I don’t think there has ever been a generation of workers so connected, so available at a moment’s notice, who can do their jobs from literally anywhere, thanks to personal mobile devices.

This BYOD or “bring your own device” mentality is the type of situation any sophisticated company should be happy to embrace, right?

Well, yes. And no.

We’re using our mobile phones and tablets to work from anywhere: train, plane or automobile. We hold meetings, communicate with customers, we create spreadsheets and financial models and literally run our businesses from wherever we are, day or night – just the way our growing workforce of millennials and others like it. Still, BYOD can sometimes be tough for a company to swallow.

Benefits and challenges of BYOD

BYOD has plenty of proven benefits. Studies have shown that employee satisfaction and productivity both increase when workers use their own devices for work. Mobile apps allow workers to review and modify documents, read and respond to emails, get messages and review calendars to see what’s planned for the day. And is there an employer out there who would shun a more productive workforce?

Yes – when the problems of BYOD arise. Remember Sony Pictures? The North Korean hack that caused Sony so much trouble happened largely because Sony workers were slapping their user credentials everywhere – on so many devices and so many apps – and no one was managing the vulnerabilities.

This doesn’t mean companies should stop allowing employees to use their own devices for work. It does mean companies need to be smart about BYOD by being prepared. How? The following recommendations can help.

Preparing for BYOD in your workplace:

  1. Determine what you’re up against. First, survey your employees about the types of devices they want to bring to work, so IT can be prepared for them – whatever they might be.
  2. Decide what you will support and won’t. If there’s a problem with access on a mobile phone, should IT support it? That’s something you’ll need to decide. Set up a policy and discuss the types of devices and apps that make sense for your IT team to support. And realize that you may not be able to support everything.
  3. PCs, too? If phones are fine but laptops are a problem, consider developing a limited BYOD policy that restricts the type of personal devices employees can use for work.
  4. Provide employees with mobile devices. While it doesn’t save money on hardware, providing mobile devices to employees may make it easier for both workers and IT teams to stay productive.
  5. Consider a cloud or virtual desktop option. One of the easiest ways to make work available to your employees anytime and anywhere is by giving them a virtual or cloud desktop instead. Look for options and providers that make security a priority to ensure sensitive data stays safe.
  6. Invest in management applications to control the security side. With so many devices and apps to manage, we recommend a security management tool like AirWatch Mobile Device Management, which enables businesses to manage a diverse fleet of Android, Apple iOS, BlackBerry, Mac OS, Symbian, Windows Mobile, Windows PC/RT and Windows Phone devices from a single management console.
  7. Limit user-based vulnerabilities by training employees. Have honest conversations with your employees about BYOD and be proactive about the solutions. Arm them with as much information as possible and perform occasional audits to make them accountable.

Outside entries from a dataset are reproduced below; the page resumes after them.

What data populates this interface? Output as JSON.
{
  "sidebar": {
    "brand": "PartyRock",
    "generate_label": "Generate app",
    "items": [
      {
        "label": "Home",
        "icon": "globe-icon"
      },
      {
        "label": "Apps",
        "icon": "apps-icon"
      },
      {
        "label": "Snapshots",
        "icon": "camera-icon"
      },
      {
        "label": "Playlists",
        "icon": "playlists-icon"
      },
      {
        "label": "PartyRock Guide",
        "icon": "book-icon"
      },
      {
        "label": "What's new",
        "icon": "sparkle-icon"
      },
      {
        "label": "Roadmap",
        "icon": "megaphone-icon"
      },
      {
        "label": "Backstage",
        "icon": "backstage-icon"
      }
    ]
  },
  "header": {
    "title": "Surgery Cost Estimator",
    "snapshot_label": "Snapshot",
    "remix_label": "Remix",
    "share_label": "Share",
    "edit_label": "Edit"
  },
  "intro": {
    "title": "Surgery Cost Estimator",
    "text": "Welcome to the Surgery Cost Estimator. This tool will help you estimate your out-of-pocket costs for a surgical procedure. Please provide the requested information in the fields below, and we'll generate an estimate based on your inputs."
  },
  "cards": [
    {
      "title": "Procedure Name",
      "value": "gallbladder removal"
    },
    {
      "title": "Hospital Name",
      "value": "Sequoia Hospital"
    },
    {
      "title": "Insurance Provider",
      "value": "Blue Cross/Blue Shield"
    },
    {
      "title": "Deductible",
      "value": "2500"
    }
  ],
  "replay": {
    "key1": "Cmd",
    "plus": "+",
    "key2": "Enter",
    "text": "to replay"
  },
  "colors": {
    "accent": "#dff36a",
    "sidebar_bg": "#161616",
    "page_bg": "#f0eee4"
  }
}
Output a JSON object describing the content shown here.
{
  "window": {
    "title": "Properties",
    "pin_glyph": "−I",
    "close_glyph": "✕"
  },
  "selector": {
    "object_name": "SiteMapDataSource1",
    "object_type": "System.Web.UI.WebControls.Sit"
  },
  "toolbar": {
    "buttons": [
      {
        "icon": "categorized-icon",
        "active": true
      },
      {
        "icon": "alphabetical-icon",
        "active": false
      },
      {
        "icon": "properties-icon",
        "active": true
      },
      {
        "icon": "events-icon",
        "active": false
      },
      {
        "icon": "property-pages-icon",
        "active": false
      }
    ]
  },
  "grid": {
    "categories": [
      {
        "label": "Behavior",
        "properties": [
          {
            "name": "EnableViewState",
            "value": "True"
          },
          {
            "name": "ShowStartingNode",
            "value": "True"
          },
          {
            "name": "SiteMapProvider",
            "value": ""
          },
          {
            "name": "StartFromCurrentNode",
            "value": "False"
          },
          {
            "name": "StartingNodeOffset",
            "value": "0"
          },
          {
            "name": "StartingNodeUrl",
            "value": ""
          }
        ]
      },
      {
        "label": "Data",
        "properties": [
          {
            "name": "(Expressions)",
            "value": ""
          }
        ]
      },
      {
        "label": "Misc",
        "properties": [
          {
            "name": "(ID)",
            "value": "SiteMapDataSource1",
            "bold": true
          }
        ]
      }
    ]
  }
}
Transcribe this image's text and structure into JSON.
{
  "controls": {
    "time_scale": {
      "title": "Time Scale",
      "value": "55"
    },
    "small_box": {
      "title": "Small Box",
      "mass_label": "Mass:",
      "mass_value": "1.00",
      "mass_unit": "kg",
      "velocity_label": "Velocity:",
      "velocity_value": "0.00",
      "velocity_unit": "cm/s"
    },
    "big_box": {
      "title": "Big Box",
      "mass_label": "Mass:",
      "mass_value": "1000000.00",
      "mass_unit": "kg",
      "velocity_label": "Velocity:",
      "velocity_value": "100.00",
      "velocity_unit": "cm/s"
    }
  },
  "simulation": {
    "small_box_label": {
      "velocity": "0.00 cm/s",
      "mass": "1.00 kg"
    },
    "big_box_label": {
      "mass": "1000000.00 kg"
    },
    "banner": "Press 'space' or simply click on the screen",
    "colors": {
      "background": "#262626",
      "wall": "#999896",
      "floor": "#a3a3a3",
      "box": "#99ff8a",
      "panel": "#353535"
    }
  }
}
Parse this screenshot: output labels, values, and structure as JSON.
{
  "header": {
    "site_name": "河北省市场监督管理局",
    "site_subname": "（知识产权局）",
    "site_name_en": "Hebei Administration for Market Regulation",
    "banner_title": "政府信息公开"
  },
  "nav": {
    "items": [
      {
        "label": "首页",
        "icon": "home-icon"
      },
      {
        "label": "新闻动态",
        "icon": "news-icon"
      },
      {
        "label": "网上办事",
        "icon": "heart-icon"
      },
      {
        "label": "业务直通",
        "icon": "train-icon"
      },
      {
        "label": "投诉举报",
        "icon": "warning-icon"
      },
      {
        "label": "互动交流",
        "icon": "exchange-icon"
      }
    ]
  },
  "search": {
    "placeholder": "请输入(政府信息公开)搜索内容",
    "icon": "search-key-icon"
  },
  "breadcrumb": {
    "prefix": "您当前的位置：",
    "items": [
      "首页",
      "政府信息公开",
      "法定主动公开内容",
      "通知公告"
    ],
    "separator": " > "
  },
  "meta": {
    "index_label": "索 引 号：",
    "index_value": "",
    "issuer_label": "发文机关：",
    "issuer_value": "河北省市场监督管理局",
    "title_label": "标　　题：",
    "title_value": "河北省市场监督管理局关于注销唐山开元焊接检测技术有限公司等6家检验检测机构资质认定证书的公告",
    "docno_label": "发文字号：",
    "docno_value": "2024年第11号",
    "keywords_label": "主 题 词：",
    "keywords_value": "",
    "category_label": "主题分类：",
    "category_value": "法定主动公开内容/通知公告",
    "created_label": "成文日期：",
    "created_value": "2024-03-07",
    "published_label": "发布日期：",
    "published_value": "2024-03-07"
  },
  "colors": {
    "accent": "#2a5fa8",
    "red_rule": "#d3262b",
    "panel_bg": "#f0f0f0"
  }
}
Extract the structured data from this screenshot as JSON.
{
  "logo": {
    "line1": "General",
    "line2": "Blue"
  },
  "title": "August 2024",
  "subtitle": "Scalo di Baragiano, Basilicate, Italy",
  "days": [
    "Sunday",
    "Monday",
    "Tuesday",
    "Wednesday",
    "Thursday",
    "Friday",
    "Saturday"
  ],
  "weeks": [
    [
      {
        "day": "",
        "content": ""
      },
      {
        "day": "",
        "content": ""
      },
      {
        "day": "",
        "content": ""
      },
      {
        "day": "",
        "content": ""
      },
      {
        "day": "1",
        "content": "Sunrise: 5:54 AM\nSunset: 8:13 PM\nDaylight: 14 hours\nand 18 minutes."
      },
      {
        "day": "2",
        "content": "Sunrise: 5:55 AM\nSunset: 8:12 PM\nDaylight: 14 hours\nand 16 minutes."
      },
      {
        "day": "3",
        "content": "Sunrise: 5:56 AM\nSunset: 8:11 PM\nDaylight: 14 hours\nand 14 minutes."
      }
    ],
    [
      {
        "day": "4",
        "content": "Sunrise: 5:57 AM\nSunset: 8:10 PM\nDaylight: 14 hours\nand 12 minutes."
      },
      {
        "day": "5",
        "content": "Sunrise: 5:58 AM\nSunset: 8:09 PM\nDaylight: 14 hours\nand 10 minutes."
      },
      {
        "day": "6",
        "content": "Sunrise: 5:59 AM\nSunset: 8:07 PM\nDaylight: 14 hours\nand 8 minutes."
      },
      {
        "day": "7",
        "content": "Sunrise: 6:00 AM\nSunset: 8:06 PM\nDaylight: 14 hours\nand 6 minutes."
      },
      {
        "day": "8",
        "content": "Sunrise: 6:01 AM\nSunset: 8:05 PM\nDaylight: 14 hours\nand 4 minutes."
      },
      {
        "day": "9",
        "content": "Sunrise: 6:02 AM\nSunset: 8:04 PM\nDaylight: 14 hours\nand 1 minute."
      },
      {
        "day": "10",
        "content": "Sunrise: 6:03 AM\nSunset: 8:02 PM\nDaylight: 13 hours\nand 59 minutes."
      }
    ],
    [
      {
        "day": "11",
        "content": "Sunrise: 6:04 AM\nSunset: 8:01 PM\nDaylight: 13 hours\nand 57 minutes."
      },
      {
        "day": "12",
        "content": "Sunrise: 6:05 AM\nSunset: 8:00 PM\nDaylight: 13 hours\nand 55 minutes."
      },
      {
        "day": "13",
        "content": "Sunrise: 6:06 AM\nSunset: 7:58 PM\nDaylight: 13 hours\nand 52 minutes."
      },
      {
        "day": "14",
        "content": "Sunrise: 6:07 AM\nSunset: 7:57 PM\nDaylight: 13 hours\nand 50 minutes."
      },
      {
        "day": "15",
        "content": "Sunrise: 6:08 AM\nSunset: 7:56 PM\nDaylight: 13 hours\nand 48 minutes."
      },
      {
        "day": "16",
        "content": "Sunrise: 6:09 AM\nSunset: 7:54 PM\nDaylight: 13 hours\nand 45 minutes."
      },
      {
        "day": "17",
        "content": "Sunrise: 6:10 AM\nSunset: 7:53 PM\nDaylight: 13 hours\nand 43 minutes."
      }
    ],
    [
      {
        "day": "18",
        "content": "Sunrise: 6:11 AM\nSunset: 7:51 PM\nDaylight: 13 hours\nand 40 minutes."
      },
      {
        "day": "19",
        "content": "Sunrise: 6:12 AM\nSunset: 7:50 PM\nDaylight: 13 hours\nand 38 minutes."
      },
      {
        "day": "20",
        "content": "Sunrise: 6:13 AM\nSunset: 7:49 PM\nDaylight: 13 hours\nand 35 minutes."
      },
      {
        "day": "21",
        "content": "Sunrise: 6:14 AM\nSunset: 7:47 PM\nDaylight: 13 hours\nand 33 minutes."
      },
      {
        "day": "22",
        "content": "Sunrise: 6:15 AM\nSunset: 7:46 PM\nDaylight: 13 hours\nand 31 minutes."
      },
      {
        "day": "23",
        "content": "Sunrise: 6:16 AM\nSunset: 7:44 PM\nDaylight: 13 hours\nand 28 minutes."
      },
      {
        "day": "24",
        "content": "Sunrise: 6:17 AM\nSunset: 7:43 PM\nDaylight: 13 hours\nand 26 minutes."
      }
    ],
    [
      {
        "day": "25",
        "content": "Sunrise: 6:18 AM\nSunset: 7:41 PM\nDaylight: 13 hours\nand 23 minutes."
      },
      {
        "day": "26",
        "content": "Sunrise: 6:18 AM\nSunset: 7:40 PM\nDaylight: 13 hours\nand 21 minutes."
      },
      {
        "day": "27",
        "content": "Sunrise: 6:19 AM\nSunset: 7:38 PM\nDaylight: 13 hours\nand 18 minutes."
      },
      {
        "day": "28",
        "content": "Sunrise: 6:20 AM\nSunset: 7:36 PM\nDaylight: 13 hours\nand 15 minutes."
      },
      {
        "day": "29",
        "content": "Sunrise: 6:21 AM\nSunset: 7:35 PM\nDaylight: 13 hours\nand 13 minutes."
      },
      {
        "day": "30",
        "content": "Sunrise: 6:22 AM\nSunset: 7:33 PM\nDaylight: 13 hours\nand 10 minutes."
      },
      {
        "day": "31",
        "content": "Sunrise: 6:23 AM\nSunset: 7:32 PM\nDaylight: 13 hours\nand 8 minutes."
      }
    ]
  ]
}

It’s not just millennials – across the board, workers today are becoming more comfortable and more productive with BYOD than with the old, archaic desktop-based tools we used to rely on. Employers don’t have time to be ignorant or blind to BYOD – or foolish enough to think that BYOD can be completely eliminated from the workplace.

The answer? Work with BYOD. Appreciate and embrace it and let it work for you, too.

Allow work to live in a worker’s pocket or backpack so he or she can have the flexibility to dive in and work whenever the time is right. Because, frankly, if my own employees are more engaged, more productive, actively doing their jobs and giving me their best results because they’re working on their tablet while on a train, why would I want to stop that?